Adding a Grignard reagent to formaldehyde gives a primary alcohol with one more carbon atom than in the Grignard reagent.
The reagent is Grignard.
aldehydes are added to by grignard reagents.
The alkyl group from the Grignard reagent and the alkyl group from the carbonyl group of the aldehyde are the two alkyl groups of the secondary alcohol.
Adding on the carbinol carbon atom could be used to synthesise each of the secondary alcohols.
The carbonyl carbon atom of a ketone has two alkyl groups bonding to it.
A tertiary alcohol with three alkyl groups bonding to the carbinol carbon atom is given by the addition of a Grignard reagent.
Two of the alkyl groups were originally bonds to the ketone carbonyl group.
The Grignard reagent is the third alkyl group.
Any one of the three alkyl groups can be added to this tertiary alcohol in the form of a Grignard reagent.
The first, second, and third are all likely to work, but only the third begins with no more than five carbon atoms.
Further steps would be required to generate the ketones from compounds with no more than five carbon atoms.
A tertiary alcohol has three groups reagent to a ketone.
The Grignard reagent was added to each of the groups.
The OH group of a carboxylic acid is replaced by other groups.
The hydroxy group of acid is replaced by a chlorine atom.
Acid chlorides and esters react with two equivalents of Grignard reagents to give tertiary alcohols.
Adding the first equivalent of the Grignard reagent causes an unstable intermediate that expels a chloride ion or alkoxide ion from the acid chloride or the ester to give a ketone.
The alkoxide ion is a suitable leaving group in this reaction because of its stabilizing effect on a negatively charged intermediate.
The magnesium salt of a tertiary alkoxide is formed when the ketone reacts with a second equivalent of the Grignard reagent.
One of the alkyl groups derived from the acid chloride or ester is used to make a tertiary alcohol.
An example would be using an ester.
When making alcohol with propiophenone.

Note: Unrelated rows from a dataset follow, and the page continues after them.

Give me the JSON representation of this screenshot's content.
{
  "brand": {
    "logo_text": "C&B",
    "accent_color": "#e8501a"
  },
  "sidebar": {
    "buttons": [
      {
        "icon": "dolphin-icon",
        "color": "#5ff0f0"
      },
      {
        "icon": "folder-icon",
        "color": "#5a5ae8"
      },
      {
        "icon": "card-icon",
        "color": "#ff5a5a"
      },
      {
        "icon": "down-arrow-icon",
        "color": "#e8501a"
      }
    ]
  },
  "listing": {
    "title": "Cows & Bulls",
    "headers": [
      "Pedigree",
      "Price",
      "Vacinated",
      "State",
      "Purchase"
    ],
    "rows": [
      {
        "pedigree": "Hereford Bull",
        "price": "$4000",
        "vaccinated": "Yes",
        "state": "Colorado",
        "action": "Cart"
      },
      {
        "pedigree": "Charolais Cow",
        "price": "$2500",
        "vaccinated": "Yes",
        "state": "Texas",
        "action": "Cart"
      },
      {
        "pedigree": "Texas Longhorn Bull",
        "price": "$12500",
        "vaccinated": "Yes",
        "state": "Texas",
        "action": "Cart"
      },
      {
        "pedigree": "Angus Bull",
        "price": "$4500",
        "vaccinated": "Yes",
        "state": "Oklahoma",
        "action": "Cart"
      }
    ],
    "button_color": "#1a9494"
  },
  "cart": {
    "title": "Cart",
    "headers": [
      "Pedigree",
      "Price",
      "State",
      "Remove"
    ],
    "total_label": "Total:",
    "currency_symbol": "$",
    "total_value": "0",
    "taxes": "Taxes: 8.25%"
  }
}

Adding a second equivalent and two identical alkyl groups gives a tertiary alcohol.
There is a mechanism for the reaction of acetyl chloride with phenylmagnesium bromide.
Secondary alcohols with two identical alkyl groups are given after a formate ester reacts with an excess of a Grignard reagent.
A mechanism to show how the reaction of ethyl formate with an excess of allylmagnesium bromide gives is proposed.
The following secondary alcohols would be synthesised using reactions of Grignard reagents with ethyl formate.
The ring strain is relieved by the attack by the Grignard reagent.
The only Grignard ethylene oxide is the reaction of a Grignard reagent.
The OH group appears on the second carbon from the new bond.
The same way as Grignard and organolithium reagents, acetylide ion add to carbonyl groups.
Like Grignard and organolithium reagents, Acetylide ion adds to ethylene oxide.
Predict the products obtained by adding the acetylide ion to the ethylene oxide.
Acetylide ion are alkylated by the displacement of alkyl halides.